• [Assignment]: Below is a block of records: output all of them exactly and leave out the pictures.

[Dataset items]
[Start of section]

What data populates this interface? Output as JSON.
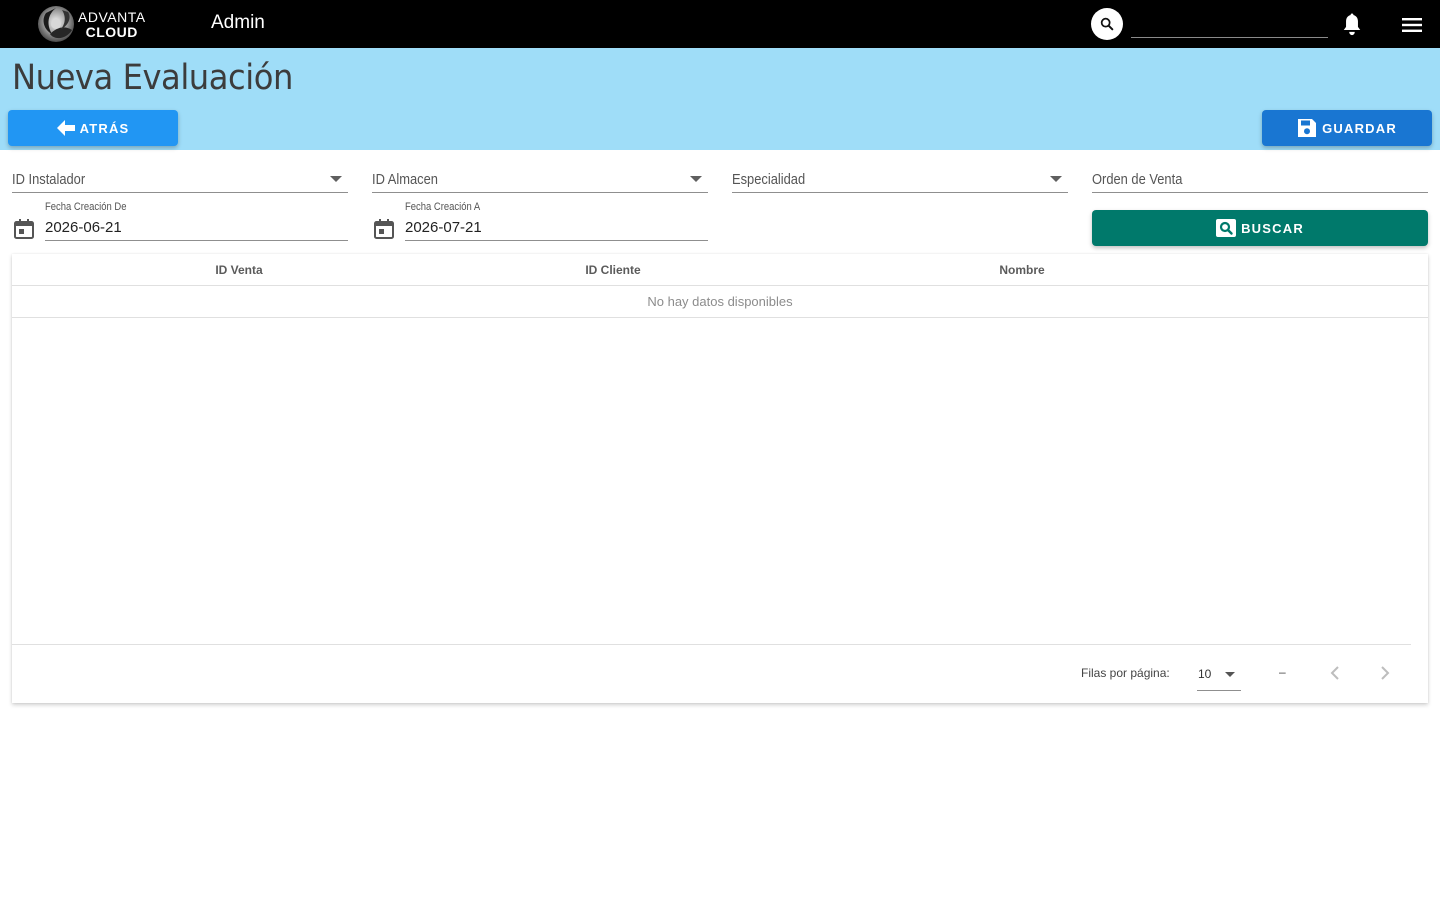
{
  "app": {
    "logo_line1": "ADVANTA",
    "logo_line2": "CLOUD",
    "title": "Admin",
    "search_placeholder": ""
  },
  "page": {
    "title": "Nueva Evaluación",
    "back_label": "ATRÁS",
    "save_label": "GUARDAR"
  },
  "filters": {
    "instalador_label": "ID Instalador",
    "almacen_label": "ID Almacen",
    "especialidad_label": "Especialidad",
    "orden_label": "Orden de Venta",
    "fecha_de_label": "Fecha Creación De",
    "fecha_de_value": "2026-06-21",
    "fecha_a_label": "Fecha Creación A",
    "fecha_a_value": "2026-07-21",
    "buscar_label": "BUSCAR"
  },
  "table": {
    "columns": [
      "ID Venta",
      "ID Cliente",
      "Nombre"
    ],
    "empty_text": "No hay datos disponibles",
    "rows_per_page_label": "Filas por página:",
    "rows_per_page_value": "10",
    "range_text": "–"
  },
  "colors": {
    "topbar": "#000000",
    "header_band": "#9fddf8",
    "back_button": "#2196f3",
    "save_button": "#1976d2",
    "buscar_button": "#00796b"
  },
  "icons": {
    "search": "search-icon",
    "bell": "bell-icon",
    "menu": "menu-icon",
    "back": "arrow-left-icon",
    "save": "floppy-disk-icon",
    "calendar": "calendar-icon",
    "buscar": "search-box-icon",
    "prev": "chevron-left-icon",
    "next": "chevron-right-icon"
  }
}
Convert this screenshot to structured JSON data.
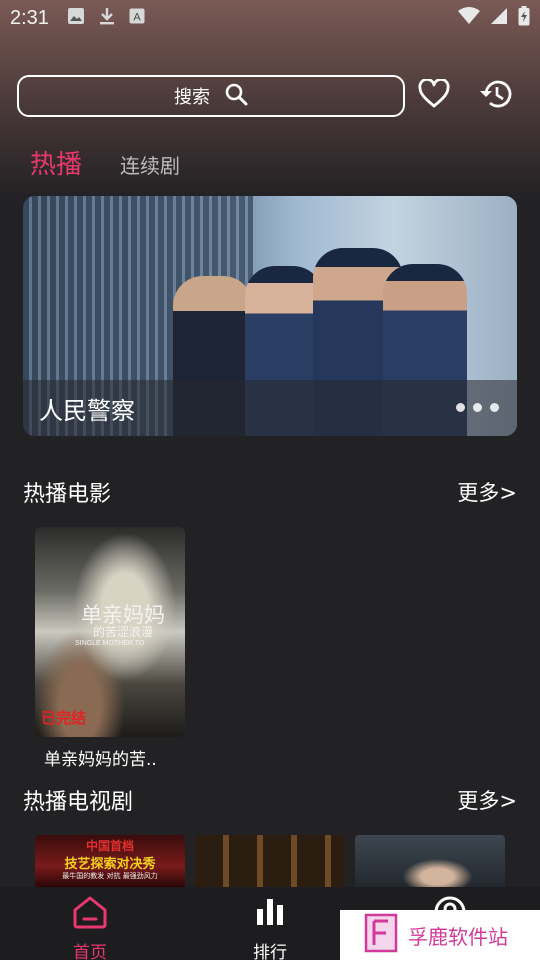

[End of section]

• [Expected output]:
What data populates this interface? Output as JSON.
{
  "app": {
    "logo_line1": "ADVANTA",
    "logo_line2": "CLOUD",
    "title": "Admin",
    "search_placeholder": ""
  },
  "page": {
    "title": "Nueva Evaluación",
    "back_label": "ATRÁS",
    "save_label": "GUARDAR"
  },
  "filters": {
    "instalador_label": "ID Instalador",
    "almacen_label": "ID Almacen",
    "especialidad_label": "Especialidad",
    "orden_label": "Orden de Venta",
    "fecha_de_label": "Fecha Creación De",
    "fecha_de_value": "2026-06-21",
    "fecha_a_label": "Fecha Creación A",
    "fecha_a_value": "2026-07-21",
    "buscar_label": "BUSCAR"
  },
  "table": {
    "columns": [
      "ID Venta",
      "ID Cliente",
      "Nombre"
    ],
    "empty_text": "No hay datos disponibles",
    "rows_per_page_label": "Filas por página:",
    "rows_per_page_value": "10",
    "range_text": "–"
  },
  "colors": {
    "topbar": "#000000",
    "header_band": "#9fddf8",
    "back_button": "#2196f3",
    "save_button": "#1976d2",
    "buscar_button": "#00796b"
  },
  "icons": {
    "search": "search-icon",
    "bell": "bell-icon",
    "menu": "menu-icon",
    "back": "arrow-left-icon",
    "save": "floppy-disk-icon",
    "calendar": "calendar-icon",
    "buscar": "search-box-icon",
    "prev": "chevron-left-icon",
    "next": "chevron-right-icon"
  }
}
Convert this screenshot to structured JSON data.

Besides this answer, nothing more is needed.